[[ Exercise data open ]]

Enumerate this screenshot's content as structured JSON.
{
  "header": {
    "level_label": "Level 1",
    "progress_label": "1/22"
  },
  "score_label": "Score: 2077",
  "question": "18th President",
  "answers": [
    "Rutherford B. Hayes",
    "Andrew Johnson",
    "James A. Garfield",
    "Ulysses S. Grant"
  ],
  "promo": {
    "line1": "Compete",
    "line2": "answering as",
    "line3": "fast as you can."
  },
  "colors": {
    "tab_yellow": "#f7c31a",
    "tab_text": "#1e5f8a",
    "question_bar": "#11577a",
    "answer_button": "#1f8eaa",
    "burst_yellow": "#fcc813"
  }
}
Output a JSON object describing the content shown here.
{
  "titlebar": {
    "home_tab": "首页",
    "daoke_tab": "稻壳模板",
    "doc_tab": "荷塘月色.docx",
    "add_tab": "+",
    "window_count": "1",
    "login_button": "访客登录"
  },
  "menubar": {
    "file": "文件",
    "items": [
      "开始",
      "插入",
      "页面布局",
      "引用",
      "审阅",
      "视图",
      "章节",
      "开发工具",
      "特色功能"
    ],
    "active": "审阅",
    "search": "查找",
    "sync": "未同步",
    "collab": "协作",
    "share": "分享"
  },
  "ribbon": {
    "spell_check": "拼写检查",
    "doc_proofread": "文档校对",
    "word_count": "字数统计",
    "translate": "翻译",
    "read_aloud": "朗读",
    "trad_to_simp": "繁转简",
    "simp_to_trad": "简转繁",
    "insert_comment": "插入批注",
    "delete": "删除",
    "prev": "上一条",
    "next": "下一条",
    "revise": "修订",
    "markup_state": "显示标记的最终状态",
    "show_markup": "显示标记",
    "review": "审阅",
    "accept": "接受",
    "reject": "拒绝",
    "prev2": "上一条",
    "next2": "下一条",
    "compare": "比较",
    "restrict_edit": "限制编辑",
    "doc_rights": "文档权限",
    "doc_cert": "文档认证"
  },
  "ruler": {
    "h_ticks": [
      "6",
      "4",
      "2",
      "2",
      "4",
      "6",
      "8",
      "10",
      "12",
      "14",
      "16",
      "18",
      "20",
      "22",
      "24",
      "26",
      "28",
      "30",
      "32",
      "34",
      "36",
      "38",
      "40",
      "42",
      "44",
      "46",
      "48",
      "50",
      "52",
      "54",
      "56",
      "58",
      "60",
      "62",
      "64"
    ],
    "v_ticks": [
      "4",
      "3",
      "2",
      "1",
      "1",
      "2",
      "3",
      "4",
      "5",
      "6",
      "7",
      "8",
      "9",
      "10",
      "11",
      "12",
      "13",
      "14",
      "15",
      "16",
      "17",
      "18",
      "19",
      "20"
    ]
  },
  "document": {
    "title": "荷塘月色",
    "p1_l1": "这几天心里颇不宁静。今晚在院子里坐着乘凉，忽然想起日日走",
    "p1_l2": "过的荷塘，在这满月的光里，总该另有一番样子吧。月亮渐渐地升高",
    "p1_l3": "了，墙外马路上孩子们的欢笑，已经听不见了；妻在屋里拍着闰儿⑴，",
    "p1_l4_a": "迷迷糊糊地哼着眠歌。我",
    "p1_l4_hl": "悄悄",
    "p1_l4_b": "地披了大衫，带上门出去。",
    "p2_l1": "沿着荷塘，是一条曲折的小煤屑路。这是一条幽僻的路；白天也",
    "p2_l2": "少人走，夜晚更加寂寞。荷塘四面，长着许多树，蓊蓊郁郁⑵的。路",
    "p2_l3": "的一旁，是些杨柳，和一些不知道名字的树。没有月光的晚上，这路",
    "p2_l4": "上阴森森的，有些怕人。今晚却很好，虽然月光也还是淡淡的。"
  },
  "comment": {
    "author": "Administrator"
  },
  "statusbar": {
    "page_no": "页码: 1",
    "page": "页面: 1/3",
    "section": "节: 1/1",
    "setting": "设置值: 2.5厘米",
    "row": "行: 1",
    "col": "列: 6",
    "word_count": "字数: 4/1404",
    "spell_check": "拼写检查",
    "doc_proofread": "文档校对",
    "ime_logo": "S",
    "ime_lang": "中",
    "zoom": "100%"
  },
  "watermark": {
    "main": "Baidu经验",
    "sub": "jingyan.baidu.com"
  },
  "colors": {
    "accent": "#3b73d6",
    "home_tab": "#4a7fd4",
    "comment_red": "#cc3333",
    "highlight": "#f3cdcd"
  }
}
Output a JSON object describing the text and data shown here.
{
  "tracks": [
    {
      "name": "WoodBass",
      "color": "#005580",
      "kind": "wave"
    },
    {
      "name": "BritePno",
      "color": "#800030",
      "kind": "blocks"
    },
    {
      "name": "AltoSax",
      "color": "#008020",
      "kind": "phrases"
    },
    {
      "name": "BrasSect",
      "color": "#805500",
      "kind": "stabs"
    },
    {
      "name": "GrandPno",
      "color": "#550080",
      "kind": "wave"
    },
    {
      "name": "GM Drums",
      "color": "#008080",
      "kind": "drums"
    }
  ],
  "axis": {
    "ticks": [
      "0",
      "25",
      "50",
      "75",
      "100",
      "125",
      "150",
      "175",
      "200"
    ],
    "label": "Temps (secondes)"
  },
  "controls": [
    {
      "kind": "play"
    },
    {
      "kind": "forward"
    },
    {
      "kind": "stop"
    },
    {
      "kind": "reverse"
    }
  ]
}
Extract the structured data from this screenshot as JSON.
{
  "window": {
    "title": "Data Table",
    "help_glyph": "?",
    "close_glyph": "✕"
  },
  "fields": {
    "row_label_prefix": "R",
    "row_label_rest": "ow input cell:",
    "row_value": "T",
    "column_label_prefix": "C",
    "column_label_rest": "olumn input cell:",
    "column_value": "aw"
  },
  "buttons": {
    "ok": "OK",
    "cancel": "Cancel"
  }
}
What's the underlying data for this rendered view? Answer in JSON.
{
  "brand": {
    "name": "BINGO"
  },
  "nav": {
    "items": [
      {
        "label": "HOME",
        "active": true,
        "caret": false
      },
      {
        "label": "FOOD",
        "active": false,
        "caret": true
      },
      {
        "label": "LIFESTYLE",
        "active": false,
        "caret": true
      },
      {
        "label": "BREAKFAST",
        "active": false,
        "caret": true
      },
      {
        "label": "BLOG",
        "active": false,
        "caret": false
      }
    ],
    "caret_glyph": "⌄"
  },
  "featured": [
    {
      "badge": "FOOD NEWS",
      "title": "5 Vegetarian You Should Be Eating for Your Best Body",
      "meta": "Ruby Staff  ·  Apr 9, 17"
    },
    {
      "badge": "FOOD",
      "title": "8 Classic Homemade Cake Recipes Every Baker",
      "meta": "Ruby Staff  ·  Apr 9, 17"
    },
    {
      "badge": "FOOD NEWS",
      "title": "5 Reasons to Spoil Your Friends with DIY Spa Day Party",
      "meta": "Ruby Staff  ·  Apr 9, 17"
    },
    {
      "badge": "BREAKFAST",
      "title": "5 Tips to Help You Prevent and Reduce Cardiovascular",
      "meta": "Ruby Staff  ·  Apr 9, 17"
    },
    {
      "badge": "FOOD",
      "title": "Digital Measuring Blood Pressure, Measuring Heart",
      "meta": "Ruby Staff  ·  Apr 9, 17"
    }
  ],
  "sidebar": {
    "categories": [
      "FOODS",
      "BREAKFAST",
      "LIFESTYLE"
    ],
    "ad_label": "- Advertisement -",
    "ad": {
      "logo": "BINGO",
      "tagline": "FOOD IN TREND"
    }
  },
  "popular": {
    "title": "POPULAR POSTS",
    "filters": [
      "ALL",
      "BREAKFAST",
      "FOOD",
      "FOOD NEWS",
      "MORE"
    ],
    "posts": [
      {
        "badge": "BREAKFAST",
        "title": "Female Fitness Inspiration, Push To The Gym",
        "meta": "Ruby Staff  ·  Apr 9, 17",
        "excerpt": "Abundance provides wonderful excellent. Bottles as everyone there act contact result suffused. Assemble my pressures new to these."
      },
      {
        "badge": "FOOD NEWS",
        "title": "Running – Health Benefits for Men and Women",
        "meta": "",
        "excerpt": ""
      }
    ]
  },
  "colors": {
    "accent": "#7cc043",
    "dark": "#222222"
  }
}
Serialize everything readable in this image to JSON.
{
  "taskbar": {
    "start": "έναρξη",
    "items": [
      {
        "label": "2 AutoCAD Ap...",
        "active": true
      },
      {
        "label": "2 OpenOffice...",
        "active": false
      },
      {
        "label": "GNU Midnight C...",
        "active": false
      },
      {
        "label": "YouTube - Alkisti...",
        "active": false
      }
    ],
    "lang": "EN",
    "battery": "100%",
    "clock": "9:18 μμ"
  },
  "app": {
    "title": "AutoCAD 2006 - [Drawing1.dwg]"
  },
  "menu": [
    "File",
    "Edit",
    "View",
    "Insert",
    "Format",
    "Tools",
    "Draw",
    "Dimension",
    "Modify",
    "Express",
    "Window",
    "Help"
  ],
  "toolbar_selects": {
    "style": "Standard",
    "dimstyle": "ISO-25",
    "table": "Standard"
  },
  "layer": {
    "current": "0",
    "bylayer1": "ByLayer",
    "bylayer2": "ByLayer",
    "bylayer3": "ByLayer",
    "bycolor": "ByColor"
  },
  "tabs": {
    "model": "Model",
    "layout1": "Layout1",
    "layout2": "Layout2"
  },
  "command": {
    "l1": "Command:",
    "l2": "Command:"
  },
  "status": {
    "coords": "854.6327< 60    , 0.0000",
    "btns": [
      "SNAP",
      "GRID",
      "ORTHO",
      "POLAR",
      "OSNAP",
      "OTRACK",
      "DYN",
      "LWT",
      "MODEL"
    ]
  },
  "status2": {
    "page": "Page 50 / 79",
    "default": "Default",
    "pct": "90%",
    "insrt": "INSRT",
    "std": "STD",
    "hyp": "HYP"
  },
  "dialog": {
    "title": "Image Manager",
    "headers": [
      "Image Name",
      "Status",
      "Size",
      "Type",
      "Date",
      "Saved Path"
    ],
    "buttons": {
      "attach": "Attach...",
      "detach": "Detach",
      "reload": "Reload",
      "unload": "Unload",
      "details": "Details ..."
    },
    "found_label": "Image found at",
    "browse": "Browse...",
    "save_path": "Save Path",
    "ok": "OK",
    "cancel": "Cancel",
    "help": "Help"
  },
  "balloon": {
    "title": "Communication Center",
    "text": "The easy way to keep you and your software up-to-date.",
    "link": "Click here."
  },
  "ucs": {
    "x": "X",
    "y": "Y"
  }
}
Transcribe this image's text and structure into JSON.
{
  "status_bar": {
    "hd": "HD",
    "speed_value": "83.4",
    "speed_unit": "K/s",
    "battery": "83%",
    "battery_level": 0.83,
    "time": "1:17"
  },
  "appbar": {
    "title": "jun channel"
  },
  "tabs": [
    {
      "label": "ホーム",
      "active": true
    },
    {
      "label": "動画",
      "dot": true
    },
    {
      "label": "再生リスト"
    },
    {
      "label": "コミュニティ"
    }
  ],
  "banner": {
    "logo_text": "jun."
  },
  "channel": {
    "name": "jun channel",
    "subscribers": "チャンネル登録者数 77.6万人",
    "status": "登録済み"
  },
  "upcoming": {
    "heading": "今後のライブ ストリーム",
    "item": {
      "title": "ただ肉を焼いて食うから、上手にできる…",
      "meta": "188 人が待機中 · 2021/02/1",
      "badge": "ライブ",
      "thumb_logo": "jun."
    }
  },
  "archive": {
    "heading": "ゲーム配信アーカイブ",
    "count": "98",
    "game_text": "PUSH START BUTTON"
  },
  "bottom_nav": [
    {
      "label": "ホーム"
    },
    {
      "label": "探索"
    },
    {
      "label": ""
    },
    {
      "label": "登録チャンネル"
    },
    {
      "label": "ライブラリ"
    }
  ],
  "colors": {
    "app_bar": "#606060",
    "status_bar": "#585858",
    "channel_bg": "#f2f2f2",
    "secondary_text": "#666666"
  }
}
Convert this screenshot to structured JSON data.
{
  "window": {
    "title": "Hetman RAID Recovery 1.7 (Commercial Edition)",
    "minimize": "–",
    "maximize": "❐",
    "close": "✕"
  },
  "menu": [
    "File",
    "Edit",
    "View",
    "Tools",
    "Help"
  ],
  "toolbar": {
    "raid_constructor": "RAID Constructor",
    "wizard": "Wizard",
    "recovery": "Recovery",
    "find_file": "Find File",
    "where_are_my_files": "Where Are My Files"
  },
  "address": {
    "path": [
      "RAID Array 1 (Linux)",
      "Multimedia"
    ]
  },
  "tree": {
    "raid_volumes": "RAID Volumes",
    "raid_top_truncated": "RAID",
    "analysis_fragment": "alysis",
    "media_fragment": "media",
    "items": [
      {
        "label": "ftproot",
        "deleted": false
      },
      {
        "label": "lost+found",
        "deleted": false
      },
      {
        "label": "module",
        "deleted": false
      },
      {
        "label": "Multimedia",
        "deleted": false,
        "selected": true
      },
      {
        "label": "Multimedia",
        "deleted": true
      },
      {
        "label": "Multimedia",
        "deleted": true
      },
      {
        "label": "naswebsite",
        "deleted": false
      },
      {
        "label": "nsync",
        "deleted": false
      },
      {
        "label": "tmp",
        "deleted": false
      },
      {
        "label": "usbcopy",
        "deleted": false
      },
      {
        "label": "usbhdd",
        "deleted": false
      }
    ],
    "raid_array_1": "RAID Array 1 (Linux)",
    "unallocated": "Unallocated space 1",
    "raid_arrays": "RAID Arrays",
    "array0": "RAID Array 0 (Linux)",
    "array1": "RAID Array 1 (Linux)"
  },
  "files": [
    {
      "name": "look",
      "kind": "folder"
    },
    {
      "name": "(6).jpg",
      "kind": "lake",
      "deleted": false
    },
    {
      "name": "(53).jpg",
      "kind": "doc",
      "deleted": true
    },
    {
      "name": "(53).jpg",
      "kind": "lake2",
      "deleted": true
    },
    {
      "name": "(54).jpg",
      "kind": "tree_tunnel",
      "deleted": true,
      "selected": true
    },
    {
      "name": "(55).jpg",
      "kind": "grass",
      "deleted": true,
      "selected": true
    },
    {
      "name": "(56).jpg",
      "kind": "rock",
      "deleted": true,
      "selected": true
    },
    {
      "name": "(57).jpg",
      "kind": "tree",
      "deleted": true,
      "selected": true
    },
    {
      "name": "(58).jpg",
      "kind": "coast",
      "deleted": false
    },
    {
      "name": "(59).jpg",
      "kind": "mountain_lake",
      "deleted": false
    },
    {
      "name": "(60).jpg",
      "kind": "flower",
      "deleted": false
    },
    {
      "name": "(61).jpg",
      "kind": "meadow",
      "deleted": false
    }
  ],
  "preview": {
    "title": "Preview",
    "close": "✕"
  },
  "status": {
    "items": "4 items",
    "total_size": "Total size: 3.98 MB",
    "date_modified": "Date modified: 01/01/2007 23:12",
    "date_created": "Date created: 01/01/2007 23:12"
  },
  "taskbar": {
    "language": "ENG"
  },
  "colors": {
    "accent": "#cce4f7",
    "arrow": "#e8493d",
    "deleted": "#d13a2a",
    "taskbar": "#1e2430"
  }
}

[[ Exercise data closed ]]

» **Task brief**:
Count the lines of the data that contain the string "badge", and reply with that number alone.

» **Written reply**:
8